SUPPLIED INFORMATION
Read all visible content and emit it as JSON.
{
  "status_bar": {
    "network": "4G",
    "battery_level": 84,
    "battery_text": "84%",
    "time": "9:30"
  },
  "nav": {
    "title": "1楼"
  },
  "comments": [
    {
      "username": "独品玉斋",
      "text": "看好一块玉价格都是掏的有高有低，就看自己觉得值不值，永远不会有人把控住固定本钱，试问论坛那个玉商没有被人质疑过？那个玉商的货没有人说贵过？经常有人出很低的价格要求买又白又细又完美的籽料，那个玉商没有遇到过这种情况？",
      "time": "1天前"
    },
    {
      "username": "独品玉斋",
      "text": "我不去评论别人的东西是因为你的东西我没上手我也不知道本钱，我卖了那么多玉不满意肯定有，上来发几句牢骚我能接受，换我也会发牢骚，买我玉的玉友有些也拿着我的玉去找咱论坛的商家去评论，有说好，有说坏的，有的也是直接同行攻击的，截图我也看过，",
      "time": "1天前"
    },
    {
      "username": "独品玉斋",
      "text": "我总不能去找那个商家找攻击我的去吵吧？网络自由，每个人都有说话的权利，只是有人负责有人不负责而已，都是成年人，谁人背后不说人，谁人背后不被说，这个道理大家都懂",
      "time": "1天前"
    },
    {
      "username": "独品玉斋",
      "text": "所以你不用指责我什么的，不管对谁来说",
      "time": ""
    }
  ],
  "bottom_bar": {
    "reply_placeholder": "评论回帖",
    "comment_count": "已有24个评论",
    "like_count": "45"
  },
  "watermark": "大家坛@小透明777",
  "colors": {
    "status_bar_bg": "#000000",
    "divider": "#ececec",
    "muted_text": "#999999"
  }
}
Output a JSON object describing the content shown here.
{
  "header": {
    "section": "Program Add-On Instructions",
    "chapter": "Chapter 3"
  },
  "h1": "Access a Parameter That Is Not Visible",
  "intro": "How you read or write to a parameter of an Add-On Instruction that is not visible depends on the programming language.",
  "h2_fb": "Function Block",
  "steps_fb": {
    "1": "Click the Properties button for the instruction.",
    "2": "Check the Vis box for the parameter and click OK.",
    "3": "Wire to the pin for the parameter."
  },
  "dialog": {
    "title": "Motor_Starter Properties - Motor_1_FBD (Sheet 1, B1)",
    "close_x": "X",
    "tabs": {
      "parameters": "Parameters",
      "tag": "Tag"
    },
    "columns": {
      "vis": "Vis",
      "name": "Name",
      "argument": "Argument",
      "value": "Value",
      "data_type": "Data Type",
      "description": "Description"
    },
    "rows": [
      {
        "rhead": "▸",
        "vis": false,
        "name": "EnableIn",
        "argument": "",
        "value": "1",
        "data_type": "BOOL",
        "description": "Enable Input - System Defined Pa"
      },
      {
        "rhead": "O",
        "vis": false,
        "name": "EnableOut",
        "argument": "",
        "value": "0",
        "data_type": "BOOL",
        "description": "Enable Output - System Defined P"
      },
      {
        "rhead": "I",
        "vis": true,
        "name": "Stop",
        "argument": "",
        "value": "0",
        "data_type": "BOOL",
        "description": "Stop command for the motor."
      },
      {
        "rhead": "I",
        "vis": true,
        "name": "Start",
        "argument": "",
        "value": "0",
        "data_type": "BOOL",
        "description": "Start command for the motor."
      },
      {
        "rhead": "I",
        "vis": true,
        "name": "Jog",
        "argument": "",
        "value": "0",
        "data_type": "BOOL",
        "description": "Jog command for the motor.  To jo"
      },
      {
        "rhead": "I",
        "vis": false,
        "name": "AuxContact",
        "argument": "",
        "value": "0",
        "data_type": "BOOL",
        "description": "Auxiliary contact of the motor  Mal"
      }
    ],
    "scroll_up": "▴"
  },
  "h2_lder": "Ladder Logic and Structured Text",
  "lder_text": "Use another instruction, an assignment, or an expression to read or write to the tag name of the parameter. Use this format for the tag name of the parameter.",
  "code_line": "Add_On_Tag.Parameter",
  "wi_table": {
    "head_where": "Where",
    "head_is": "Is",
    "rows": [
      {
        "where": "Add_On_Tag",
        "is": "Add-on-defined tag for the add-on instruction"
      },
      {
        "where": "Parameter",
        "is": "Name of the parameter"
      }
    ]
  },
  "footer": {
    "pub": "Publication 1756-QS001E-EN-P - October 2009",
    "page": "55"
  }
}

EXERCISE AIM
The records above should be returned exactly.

RESULT BELOW
Read all visible content and emit it as JSON.
{
  "status_bar": {
    "network": "4G",
    "battery_level": 84,
    "battery_text": "84%",
    "time": "9:30"
  },
  "nav": {
    "title": "1楼"
  },
  "comments": [
    {
      "username": "独品玉斋",
      "text": "看好一块玉价格都是掏的有高有低，就看自己觉得值不值，永远不会有人把控住固定本钱，试问论坛那个玉商没有被人质疑过？那个玉商的货没有人说贵过？经常有人出很低的价格要求买又白又细又完美的籽料，那个玉商没有遇到过这种情况？",
      "time": "1天前"
    },
    {
      "username": "独品玉斋",
      "text": "我不去评论别人的东西是因为你的东西我没上手我也不知道本钱，我卖了那么多玉不满意肯定有，上来发几句牢骚我能接受，换我也会发牢骚，买我玉的玉友有些也拿着我的玉去找咱论坛的商家去评论，有说好，有说坏的，有的也是直接同行攻击的，截图我也看过，",
      "time": "1天前"
    },
    {
      "username": "独品玉斋",
      "text": "我总不能去找那个商家找攻击我的去吵吧？网络自由，每个人都有说话的权利，只是有人负责有人不负责而已，都是成年人，谁人背后不说人，谁人背后不被说，这个道理大家都懂",
      "time": "1天前"
    },
    {
      "username": "独品玉斋",
      "text": "所以你不用指责我什么的，不管对谁来说",
      "time": ""
    }
  ],
  "bottom_bar": {
    "reply_placeholder": "评论回帖",
    "comment_count": "已有24个评论",
    "like_count": "45"
  },
  "watermark": "大家坛@小透明777",
  "colors": {
    "status_bar_bg": "#000000",
    "divider": "#ececec",
    "muted_text": "#999999"
  }
}
Output a JSON object describing the content shown here.
{
  "header": {
    "section": "Program Add-On Instructions",
    "chapter": "Chapter 3"
  },
  "h1": "Access a Parameter That Is Not Visible",
  "intro": "How you read or write to a parameter of an Add-On Instruction that is not visible depends on the programming language.",
  "h2_fb": "Function Block",
  "steps_fb": {
    "1": "Click the Properties button for the instruction.",
    "2": "Check the Vis box for the parameter and click OK.",
    "3": "Wire to the pin for the parameter."
  },
  "dialog": {
    "title": "Motor_Starter Properties - Motor_1_FBD (Sheet 1, B1)",
    "close_x": "X",
    "tabs": {
      "parameters": "Parameters",
      "tag": "Tag"
    },
    "columns": {
      "vis": "Vis",
      "name": "Name",
      "argument": "Argument",
      "value": "Value",
      "data_type": "Data Type",
      "description": "Description"
    },
    "rows": [
      {
        "rhead": "▸",
        "vis": false,
        "name": "EnableIn",
        "argument": "",
        "value": "1",
        "data_type": "BOOL",
        "description": "Enable Input - System Defined Pa"
      },
      {
        "rhead": "O",
        "vis": false,
        "name": "EnableOut",
        "argument": "",
        "value": "0",
        "data_type": "BOOL",
        "description": "Enable Output - System Defined P"
      },
      {
        "rhead": "I",
        "vis": true,
        "name": "Stop",
        "argument": "",
        "value": "0",
        "data_type": "BOOL",
        "description": "Stop command for the motor."
      },
      {
        "rhead": "I",
        "vis": true,
        "name": "Start",
        "argument": "",
        "value": "0",
        "data_type": "BOOL",
        "description": "Start command for the motor."
      },
      {
        "rhead": "I",
        "vis": true,
        "name": "Jog",
        "argument": "",
        "value": "0",
        "data_type": "BOOL",
        "description": "Jog command for the motor.  To jo"
      },
      {
        "rhead": "I",
        "vis": false,
        "name": "AuxContact",
        "argument": "",
        "value": "0",
        "data_type": "BOOL",
        "description": "Auxiliary contact of the motor  Mal"
      }
    ],
    "scroll_up": "▴"
  },
  "h2_lder": "Ladder Logic and Structured Text",
  "lder_text": "Use another instruction, an assignment, or an expression to read or write to the tag name of the parameter. Use this format for the tag name of the parameter.",
  "code_line": "Add_On_Tag.Parameter",
  "wi_table": {
    "head_where": "Where",
    "head_is": "Is",
    "rows": [
      {
        "where": "Add_On_Tag",
        "is": "Add-on-defined tag for the add-on instruction"
      },
      {
        "where": "Parameter",
        "is": "Name of the parameter"
      }
    ]
  },
  "footer": {
    "pub": "Publication 1756-QS001E-EN-P - October 2009",
    "page": "55"
  }
}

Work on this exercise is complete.